Introducing myself to the economic empowerment group.
As little girl I had always believe to be economically self-empowered. Women economic empowerment to me means a certain degree of financial freedom.
I was introduced to World Pulse by a friend only a couple of weeks ago. At first I really did not understand what it is all about. It took me a while to grasp the whole online community empowerment concept but oh boy! Since I did there has been no stopping me reading these personal stories and feeling as if someone is quietly talking to me or telling my story. And I have been asking my friend is this WP addictive or what? And she will laugh and say you haven’t even started. I kept saying to myself I wish I had stumble on this site a long while ago but you know as the saying goes it is never too late!!. Thank you my friend J
Growing up as a little girl in Cameroon, I always like to engage in some sort of petite business during the long summer holidays so that when it was back to school time I always had extra money with me, making me financially empowered than my sisters and brothers. This entrepreneurial spirit in me has progress over the years. Even when I was in university in Nigeria on going back home to Cameroon, I will buy things like cosmetics, jewelleries etc. to sell during the holidays so I will have extra cash on top of my usual pocket money given to me by my parents. One of my sisters told me once, and so too did many of my friends if I were you Stelz, I will be studying for a degree in Business instead of Journalism. And my answer to them often was I need communication in order to sell my stuff. Not strange enough when I graduated as a journalist my first role was as a reporter with the financial news desk.
The Indians in the United Kingdom are mostly noted for their entrepreneurial ship, owning from big wholesale department stores to small corner shops, so much so that when other nationalities open shops especially corner shops as these are predominantly owned by them, you will be given the nickname ‘Mr/Mrs Patel’ This is how I earned my nickname of Mrs Patel in Cardiff UK being one of the first sub-Saharan Africans in the city of Cardiff to open a corner shop selling West African items from food, artefacts, to beauty cosmetics products. It was not long before I decided to do a Master degree in Business Administration.

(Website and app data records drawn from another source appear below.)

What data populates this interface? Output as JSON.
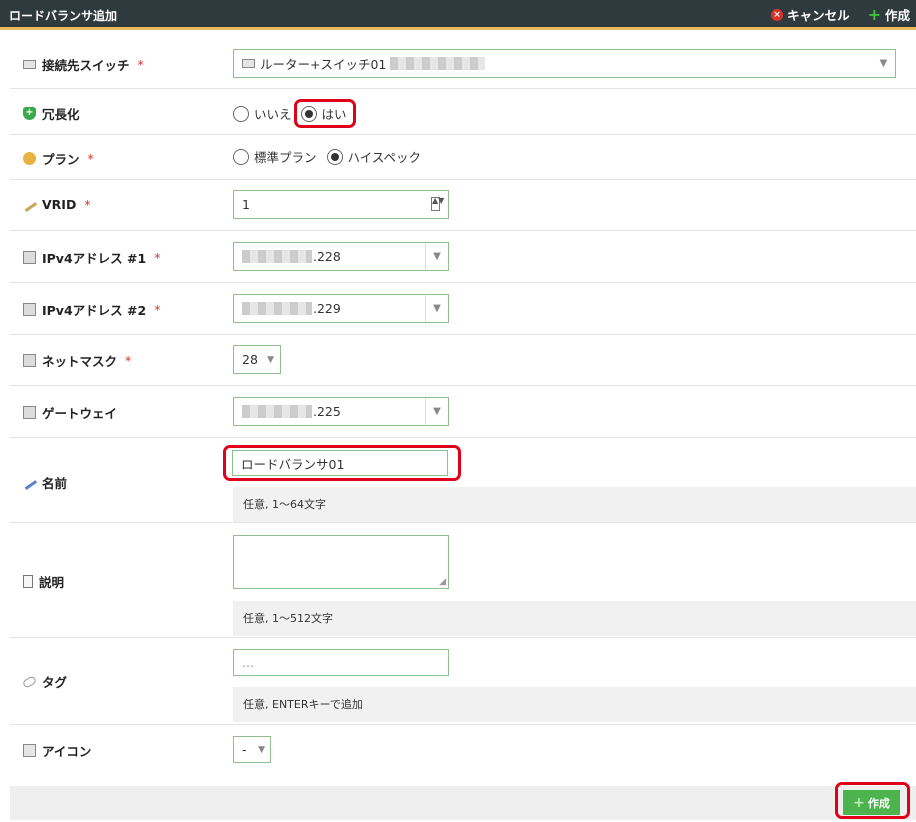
{
  "header": {
    "title": "ロードバランサ追加",
    "cancel": "キャンセル",
    "create": "作成"
  },
  "switch": {
    "label": "接続先スイッチ",
    "value": "ルーター+スイッチ01"
  },
  "redundancy": {
    "label": "冗長化",
    "options": [
      "いいえ",
      "はい"
    ],
    "selected": "はい"
  },
  "plan": {
    "label": "プラン",
    "options": [
      "標準プラン",
      "ハイスペック"
    ],
    "selected": "ハイスペック"
  },
  "vrid": {
    "label": "VRID",
    "value": "1"
  },
  "ipv4_1": {
    "label": "IPv4アドレス #1",
    "value": ".228"
  },
  "ipv4_2": {
    "label": "IPv4アドレス #2",
    "value": ".229"
  },
  "netmask": {
    "label": "ネットマスク",
    "value": "28"
  },
  "gateway": {
    "label": "ゲートウェイ",
    "value": ".225"
  },
  "name": {
    "label": "名前",
    "value": "ロードバランサ01",
    "hint": "任意, 1〜64文字"
  },
  "description": {
    "label": "説明",
    "value": "",
    "hint": "任意, 1〜512文字"
  },
  "tags": {
    "label": "タグ",
    "placeholder": "...",
    "hint": "任意, ENTERキーで追加"
  },
  "icon": {
    "label": "アイコン",
    "value": "-"
  },
  "footer": {
    "create": "作成"
  },
  "required_mark": "*"
}
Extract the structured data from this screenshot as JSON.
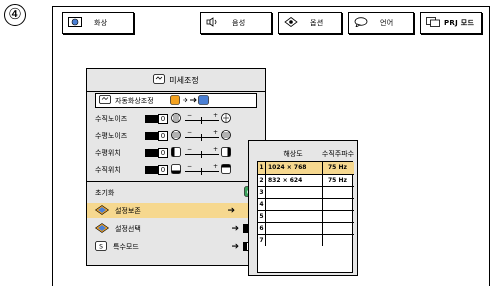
{
  "step": "④",
  "tabs": [
    {
      "label": "화상",
      "icon": "picture-icon"
    },
    {
      "label": "음성",
      "icon": "speaker-icon"
    },
    {
      "label": "옵션",
      "icon": "options-icon"
    },
    {
      "label": "언어",
      "icon": "language-icon"
    },
    {
      "label": "PRJ 모드",
      "icon": "prj-mode-icon"
    }
  ],
  "menu": {
    "title": "미세조정",
    "auto_sync": "자동화상조정",
    "rows": [
      {
        "label": "수직노이즈",
        "value": "0"
      },
      {
        "label": "수평노이즈",
        "value": "0"
      },
      {
        "label": "수평위치",
        "value": "0"
      },
      {
        "label": "수직위치",
        "value": "0"
      }
    ],
    "reset": "초기화",
    "save": "설정보존",
    "select": "설정선택",
    "special": "특수모드"
  },
  "table": {
    "col_resolution": "해상도",
    "col_freq": "수직주파수",
    "rows": [
      {
        "num": "1",
        "res": "1024 × 768",
        "freq": "75 Hz"
      },
      {
        "num": "2",
        "res": "832 × 624",
        "freq": "75 Hz"
      },
      {
        "num": "3",
        "res": "",
        "freq": ""
      },
      {
        "num": "4",
        "res": "",
        "freq": ""
      },
      {
        "num": "5",
        "res": "",
        "freq": ""
      },
      {
        "num": "6",
        "res": "",
        "freq": ""
      },
      {
        "num": "7",
        "res": "",
        "freq": ""
      }
    ]
  }
}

Putting all these into perspective my shop in Cardiff became the centre point for most Africans when they first arrived the city of Cardiff to make one inquiry or the other. Africans will stop by either to just listen to good African music, to find out where one church is or another was, where the job centre was, how they could get one sort of help from the government or just to feel at home etc. Some will tell me very personal stories and how if only someone could hear them out!!! Now I say to myself only if there was world Pulse then!!!
Sooner or later I realised that my shop was becoming just more than an African corner shop but an empowerment centre so much so that the local government started collaborating with me to drop leaflets about settling in the UK, local jobs, integrating in the UK community as a foreigner etc. I became the distribution centre for most churches for their pamphlets and some sort of a recruitment centre for African Christians.
Little did I know that I was not just making money from my shop but I was being recognised within the community more so that I was approached to start the African Community Centre Wales, Cardiff branch? An NGO that served as a platform for breaking down barriers, speaking out for the African community in Wales, (sounds like World Pulse online community to me) I later on became the board of governors for this organisation. There my leadership role in the community was just beginning.
During my spare time I will volunteer at different charity organisations empowering through training refugees and other ethnic minority groups in ICT and how to start a small business, all these in a bit to help them improve their skills thereby improving their lives. This was very fulfilling for me.
I am still building on my vision of women economic empowerment which I hope sooner than later it will be a realisation.